Tulsa’s G.J. Kinne lofted a towering 30-yard pass to Bryan Burnham in one corner of the end zone to give the Golden Hurricane its second lead, 21-17 with 10:42 remaining.

On that drive, the often-creative Kinne (17 of 31 for 214 yards and three touchdowns) converted a third-and-10, third-and-8 and third-and-12.

“We knew we would score [again],” BYU coach Bronco Mendenhall said. “We had to be fierce competitors, and that made the difference.”

Earlier in the second half, Tulsa kicker Kevin Fitzpatrick missed a plenty-long, 46-yard field-goal attempt wide right, likely three points the Golden Hurricane could have used later.

BYU improved to 7-1 all-time against Tulsa. Hoffman and Tulsa’s Dexter McCoil, who picked off Nelson twice, were named their respective teams’ most outstanding players. Nelson threw three interceptions.

Tulsa reaped nothing from what should have been two first-half interceptions. One was nullified for offsides, and the other by McCoil led to a stalled-out drive at midfield. Otherwise, Tulsa’s 14-10 halftime cushion would have been wider.

For most of the half, Nelson’s throws were off-target.
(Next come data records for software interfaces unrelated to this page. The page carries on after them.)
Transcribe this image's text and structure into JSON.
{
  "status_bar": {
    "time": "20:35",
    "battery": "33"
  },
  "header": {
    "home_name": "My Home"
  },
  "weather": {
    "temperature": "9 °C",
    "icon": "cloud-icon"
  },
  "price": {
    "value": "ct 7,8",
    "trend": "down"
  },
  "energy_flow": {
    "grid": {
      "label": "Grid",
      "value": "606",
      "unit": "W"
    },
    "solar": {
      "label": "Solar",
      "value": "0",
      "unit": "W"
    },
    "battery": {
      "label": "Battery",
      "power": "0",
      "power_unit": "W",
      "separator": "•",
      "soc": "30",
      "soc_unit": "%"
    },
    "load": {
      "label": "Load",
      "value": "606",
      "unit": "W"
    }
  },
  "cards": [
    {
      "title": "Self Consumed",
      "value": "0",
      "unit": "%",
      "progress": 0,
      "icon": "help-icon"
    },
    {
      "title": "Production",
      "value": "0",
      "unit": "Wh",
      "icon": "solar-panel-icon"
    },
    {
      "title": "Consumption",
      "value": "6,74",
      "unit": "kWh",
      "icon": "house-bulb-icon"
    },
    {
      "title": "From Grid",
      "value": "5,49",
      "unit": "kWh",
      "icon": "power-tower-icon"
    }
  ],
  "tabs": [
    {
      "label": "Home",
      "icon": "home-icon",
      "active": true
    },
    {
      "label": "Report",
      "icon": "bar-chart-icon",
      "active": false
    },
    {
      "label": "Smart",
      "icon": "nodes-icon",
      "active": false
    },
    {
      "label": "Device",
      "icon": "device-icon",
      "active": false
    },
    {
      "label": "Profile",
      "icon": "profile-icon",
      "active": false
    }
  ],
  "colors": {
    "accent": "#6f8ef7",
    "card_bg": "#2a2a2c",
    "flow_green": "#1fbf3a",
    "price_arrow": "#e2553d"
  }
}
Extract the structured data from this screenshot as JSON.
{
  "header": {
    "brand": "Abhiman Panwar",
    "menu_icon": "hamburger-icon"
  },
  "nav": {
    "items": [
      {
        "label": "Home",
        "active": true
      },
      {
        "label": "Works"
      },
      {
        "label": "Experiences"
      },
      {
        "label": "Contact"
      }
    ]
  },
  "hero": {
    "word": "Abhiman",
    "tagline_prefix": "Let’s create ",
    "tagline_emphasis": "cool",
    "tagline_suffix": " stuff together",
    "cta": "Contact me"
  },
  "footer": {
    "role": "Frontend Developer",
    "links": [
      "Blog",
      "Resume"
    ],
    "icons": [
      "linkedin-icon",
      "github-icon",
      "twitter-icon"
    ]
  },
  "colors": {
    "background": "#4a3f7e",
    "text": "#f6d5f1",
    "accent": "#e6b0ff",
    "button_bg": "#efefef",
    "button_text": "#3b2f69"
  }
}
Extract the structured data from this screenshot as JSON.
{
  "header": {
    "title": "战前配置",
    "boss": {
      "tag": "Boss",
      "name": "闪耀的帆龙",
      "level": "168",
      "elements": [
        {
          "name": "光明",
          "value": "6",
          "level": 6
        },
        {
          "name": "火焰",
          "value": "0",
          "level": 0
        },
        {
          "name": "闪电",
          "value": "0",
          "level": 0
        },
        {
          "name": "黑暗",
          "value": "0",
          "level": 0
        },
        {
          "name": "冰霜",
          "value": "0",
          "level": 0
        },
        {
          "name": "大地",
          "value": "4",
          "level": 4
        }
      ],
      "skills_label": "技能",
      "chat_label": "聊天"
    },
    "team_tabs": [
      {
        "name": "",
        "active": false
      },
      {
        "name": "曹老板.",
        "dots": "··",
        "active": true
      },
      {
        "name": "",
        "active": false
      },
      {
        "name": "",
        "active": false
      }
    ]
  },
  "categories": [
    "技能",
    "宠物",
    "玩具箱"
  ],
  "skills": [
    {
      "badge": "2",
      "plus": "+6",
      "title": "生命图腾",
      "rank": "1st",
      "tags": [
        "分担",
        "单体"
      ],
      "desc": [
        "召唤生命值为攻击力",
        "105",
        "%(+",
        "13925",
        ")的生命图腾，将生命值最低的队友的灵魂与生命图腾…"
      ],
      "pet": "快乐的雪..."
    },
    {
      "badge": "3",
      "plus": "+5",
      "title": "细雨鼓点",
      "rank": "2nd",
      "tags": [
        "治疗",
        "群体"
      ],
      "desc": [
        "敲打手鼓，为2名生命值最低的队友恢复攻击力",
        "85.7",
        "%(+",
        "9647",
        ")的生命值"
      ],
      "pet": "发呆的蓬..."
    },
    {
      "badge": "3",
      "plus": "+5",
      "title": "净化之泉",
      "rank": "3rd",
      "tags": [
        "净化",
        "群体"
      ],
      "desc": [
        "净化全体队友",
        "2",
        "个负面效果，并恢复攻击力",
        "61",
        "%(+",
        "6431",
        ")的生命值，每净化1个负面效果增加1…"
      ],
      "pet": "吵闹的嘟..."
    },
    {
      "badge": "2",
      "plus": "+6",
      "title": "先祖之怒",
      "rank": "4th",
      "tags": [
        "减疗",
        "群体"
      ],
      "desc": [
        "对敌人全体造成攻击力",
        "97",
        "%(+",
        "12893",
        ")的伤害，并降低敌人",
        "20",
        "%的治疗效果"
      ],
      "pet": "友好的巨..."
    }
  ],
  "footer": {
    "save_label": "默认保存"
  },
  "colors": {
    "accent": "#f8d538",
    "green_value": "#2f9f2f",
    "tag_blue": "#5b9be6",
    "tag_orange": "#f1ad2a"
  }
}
He was nearly picked off twice more, but his best throw came shortly before halftime on a highlight-reel moment and got BYU back into the game.

The left-handed Nelson rolled left, ran out of green turf along the the left sideline and fired back across his body to Hoffman near the goal line. Hoffman stretched out for a 17-yard touchdown to pull BYU within 14-10 at intermission.

How that BYU score unfolded took several moving parts, especially Reynolds. Nelson dropped back but moved left as the pocket collapsed on him. Reynolds had lost his footing — and helmet — against onrushing Tulsa defensive end Cory Dorris.

Reynolds got up, charged helmetless after Dorris and flattened him before he could do the same to Nelson (17 of 40 for 250 yards and three TDs). Reynolds couldn’t do everything: Tulsa’s Tyrunn Walker still wiped Nelson out of bounds on the throw.

The play gave BYU’s offense some redemption after Tulsa — despite not capitalizing on some gifts — led 14-3 on Kinne TD passes to Ricky Johnson (eight yards) and Clay Sears (14). Those scoring drives covered 76 and 86 yards, respectively.

Nelson’s second TD pass to Hoffman late in the third quarter gave BYU a 17-14 lead.